Power Tools2018-11-28T13:35:43+00:00

Woodworking Tools

wood working toolsStarting out in woodworking can seem like an enormously expensive and space-hogging task. But it turns out that equipping your shop with a range of helpful power tools isn’t as costly as you might think. What’s more, power tools allow you to get so much more done in a short space of time than regular tools, making them ideal for people who lead busy lives and only have a few hours at the weekend to invest in using them.

Below, we’re going to take a look at what power tools are out there, at what they’re used for.

Table saw

A table saw usually consists of a rotating circular saw attached to a bench. The saw spins up to high speeds, and then the woodworker feeds pieces of wood into it manually. Table saws are large pieces of equipment and usually take pride of place in workshops. They are best for cutting through large planks of wood and sections of board.

Because you’re likely to use your table saw regularly, experts suggest that you put as much money into your table saw as you can afford. Higher quality table saws usually come with a range of helpful features, such as measurement guides, and tend to be constructed from more robust materials.

Chop Saw

If you’re new to carpentry, it’s unlikely that you will have heard of chop saws. But these tools are among the essentials of any reasonably-specced workshop. The primary purpose of chop saws is to make clean, precise cuts at square angles. A slightly more advanced type of saw, called a miter saw, allows you to make cuts at additional angles.

Although you can use chop saws to cut metal, most chops saws are designed for cutting through wood. They’re essential for anyone who needs to make regular, precision cuts in wood for, say, making furniture. Like the other tools in this list, chop saws are a hazard, so use safety equipment and always operate them in the way that the manufacturer intended.

Circular Saw

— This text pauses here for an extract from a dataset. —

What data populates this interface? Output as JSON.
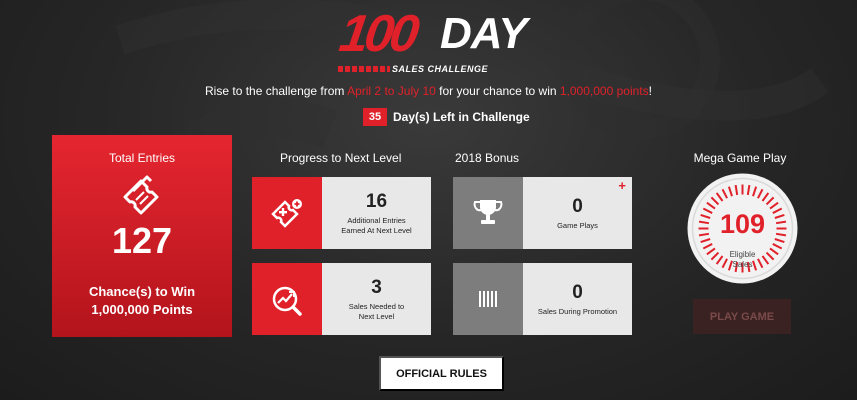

Circular saws are usually considered a tool for carpentry, but these rotating blades are popular in woodworking shops too. Circular saws are often handheld, making them highly versatile. They either operate using a helical gear system or a worm-drive and come in blade sizes from four inches upwards.

Circular saws allow you to make all kinds of different cuts in wood. Because they can be held at any angle, they enable woodworkers to follow lines traced out in the wood for unusual shapes.

They can also double up to perform the same function as a table saw if you don’t have the money to put one in your workshop. Most models of handheld circular saws come with guides that allow you to cut in straight lines through materials like MDF and plywood.

Jig Saw

Fixed jig saws are a particular type of saw that uses an oscillating saw blade mounted vertically, and a table on which to place pieces of wood. Wood can be fed into the saw blade at varying orientations, allowing the woodworker to carve out intricate shapes accurately.

Portable jig saws are almost the same – having an oscillating electrically-powered blade – but they don’t come with a supporting table.

Jig saws might seem like a tool designed for pro woodworkers, but they are perfectly suited to beginners too, thanks to their ease of use, and the fact that they allows you to create practically any cut in the wood that you like. Just make sure that if you are in the market for a jig saw that you choose one with good ergonomics and the ability to easily replace the blade (these can wear out quickly).

Lathe

Lathes are tools that help to cut and shape wood as it is being rotated. Wood is mounted to a lathe at the headstock and tailstock, and then the machine provides the energy to spin it at high speeds, allowing the woodworker to create features on the rotational axis easily.

Lathes tend to be large pieces of equipment because of the need to accommodate all different sizes of wood, and so they can be expensive. But they are also indispensable for the creation of many of the everyday objects that woodworkers need, like chair and table legs. If you plan on making anything involving posts, then lathes are an essential addition.

Drill Press

Drill presses are drills mounted to fixed stands that allow you to accurately calibrate the depth and diameter of holes drilled in wood. Drill presses, for instance, can be particularly useful if you are trying to create particular types of joints in your wood, or you only want to drill a certain depth into the material.

Cordless Drills

Cordless drills are portable drills that use batteries that do not need to be connected to a mains power supply. They’re extremely versatile, allowing you to make holes in wood from practically any angle. For many beginners, cordless drills are among the first power tools that they buy. Cordless drills are compatible with a range of bits for drilling and boring.

Reciprocating Saw

Reciprocating saws are a type of powered saw that mimics the action of a regular, handheld saw, moving the blade in a push-pull fashion. Reciprocating saws are usually reserved for things that don’t require a large degree of accuracy but need to be done quickly, such as cutting up old wooden door frames. These types of saws are also good at helping you cut wood that is more difficult to access.

Planer

Planers are used in woodworking to create boards of even thickness. Traditional wood planers are handheld tools with angled blades, but modern planers come with planing platformers and the ability to set thicknesses electronically.

Sander

A sander is either a machine-mounted or handheld device that helps the user smooth down rough edges using a course material, like sandpaper. Sanders are ideal as a finishing tool when making things like furniture to remove potential splinters and sharp edges. Handheld sanders are usually inexpensive, and only require you to replace the affixed sandpaper periodically.